Why did that strike me as so unusual, you ask?
Well, it’s just that Michelle Wie, a Korean-American who plays what has become a decidedly American womens sport now dominated by Koreans was advertising for a Korean brand made from Korean parts assembled in America.
Whether you can follow all of that or not, it doesn’t matter. What does matter is the continual melding of what used to be disparate companies and nations into a truly global economy.
We see it every day on the television, online and in print. Many times, the brands don’t even make it apparent where they’re based, and we don’t take the time to look behind the scenes.
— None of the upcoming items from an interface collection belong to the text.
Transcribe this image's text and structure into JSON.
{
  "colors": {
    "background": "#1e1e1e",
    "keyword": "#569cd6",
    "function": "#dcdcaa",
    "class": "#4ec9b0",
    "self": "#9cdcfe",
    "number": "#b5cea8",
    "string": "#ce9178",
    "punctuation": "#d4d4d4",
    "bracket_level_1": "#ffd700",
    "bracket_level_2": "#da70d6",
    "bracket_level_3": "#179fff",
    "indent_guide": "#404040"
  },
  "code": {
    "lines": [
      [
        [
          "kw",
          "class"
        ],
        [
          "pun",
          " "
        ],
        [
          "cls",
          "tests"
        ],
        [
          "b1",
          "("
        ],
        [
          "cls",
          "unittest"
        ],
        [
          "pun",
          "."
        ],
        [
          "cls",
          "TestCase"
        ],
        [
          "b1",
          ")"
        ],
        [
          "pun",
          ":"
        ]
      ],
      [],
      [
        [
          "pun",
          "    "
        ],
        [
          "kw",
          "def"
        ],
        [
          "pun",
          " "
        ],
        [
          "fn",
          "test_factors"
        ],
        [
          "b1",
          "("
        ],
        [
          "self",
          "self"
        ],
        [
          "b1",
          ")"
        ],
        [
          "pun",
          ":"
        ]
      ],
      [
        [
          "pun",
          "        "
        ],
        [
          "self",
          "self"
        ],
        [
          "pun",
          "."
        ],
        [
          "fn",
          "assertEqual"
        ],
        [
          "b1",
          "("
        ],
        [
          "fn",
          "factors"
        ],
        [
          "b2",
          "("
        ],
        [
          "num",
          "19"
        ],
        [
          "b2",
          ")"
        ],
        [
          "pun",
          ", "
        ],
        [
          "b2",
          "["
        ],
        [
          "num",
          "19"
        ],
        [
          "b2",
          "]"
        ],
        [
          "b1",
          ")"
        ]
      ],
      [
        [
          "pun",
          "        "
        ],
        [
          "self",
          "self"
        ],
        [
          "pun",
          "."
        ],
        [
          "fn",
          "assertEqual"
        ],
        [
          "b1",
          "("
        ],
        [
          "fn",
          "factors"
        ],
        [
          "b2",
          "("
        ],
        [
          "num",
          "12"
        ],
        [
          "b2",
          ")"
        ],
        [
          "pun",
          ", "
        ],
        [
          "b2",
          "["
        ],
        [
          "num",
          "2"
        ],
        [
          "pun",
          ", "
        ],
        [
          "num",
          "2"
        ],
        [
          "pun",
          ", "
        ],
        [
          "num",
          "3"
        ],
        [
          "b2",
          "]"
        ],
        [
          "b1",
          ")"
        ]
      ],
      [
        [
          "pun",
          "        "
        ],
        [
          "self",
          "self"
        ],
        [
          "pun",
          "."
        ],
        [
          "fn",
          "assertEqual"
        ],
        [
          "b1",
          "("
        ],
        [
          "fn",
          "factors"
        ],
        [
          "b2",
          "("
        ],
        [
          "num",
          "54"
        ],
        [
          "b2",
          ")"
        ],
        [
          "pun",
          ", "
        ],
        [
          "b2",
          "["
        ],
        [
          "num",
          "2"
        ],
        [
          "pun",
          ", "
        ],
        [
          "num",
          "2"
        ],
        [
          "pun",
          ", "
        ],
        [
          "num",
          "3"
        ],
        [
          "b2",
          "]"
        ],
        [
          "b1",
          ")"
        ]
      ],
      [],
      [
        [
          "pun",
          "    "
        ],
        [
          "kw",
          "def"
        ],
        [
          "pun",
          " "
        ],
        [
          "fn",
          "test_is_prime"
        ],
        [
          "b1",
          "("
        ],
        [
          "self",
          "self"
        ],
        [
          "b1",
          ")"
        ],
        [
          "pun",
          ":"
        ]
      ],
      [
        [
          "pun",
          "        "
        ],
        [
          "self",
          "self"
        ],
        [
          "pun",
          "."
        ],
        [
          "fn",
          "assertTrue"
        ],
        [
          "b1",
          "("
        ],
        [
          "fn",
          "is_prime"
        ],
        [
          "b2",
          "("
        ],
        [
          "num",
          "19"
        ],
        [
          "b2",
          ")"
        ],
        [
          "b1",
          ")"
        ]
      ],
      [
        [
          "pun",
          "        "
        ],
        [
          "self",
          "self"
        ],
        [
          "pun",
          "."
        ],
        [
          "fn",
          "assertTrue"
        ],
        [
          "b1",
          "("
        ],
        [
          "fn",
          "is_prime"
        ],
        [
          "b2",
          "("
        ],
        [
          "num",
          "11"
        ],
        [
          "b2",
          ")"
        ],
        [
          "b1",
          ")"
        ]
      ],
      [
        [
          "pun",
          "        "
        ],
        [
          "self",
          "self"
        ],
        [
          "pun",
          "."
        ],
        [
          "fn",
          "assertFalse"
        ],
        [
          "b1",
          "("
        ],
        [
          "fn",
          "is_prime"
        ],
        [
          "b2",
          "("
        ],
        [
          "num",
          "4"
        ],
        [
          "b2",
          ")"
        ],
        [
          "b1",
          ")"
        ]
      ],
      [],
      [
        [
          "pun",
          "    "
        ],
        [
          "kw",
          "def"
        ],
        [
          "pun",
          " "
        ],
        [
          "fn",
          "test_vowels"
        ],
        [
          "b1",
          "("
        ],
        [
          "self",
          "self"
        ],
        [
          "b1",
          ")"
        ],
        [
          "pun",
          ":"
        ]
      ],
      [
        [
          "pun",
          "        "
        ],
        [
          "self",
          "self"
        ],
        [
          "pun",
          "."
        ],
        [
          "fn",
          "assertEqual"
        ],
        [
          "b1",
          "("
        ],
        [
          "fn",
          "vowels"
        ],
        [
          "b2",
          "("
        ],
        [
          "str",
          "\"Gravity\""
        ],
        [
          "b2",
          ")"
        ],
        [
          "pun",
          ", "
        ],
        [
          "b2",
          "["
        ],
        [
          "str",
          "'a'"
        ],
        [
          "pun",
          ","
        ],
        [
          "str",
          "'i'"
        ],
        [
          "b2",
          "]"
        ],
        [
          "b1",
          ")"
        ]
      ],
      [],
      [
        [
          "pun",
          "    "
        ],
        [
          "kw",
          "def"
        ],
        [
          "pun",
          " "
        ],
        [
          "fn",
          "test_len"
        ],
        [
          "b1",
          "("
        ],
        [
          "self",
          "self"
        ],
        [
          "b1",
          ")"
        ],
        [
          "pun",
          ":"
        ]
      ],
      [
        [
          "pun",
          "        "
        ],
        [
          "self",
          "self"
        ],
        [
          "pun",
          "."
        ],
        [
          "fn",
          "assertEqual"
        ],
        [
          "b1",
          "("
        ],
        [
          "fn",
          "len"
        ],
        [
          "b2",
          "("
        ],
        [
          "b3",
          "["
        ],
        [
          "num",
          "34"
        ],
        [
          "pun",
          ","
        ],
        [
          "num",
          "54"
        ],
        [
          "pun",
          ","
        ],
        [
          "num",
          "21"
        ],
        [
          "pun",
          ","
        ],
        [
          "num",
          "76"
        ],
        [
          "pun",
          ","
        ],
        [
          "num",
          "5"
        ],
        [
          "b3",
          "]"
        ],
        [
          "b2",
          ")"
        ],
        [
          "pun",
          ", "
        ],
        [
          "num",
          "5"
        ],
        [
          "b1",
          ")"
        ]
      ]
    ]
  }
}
But that doesn’t matter, either. The point is, that barriers are coming down. Through technology, more rapid access to information and the blurring and blending of cultural lines, it doesn’t even necessarily mean a whole lot whether a Volkswagen is German or a Chrysler is American. In fact, they are as much Canadian and Italian, respectfully.
National labels are meant for food and beverages. Give me a Gruyere cheese. That’s fine. Other than that, brand nationalism is for a bygone era.
If brands like Kia can start making a name for themselves based on quality and the personification of a winner like Michelle Wie, then doesn’t it make more sense to build your small business brand on characteristics, rather than country lines?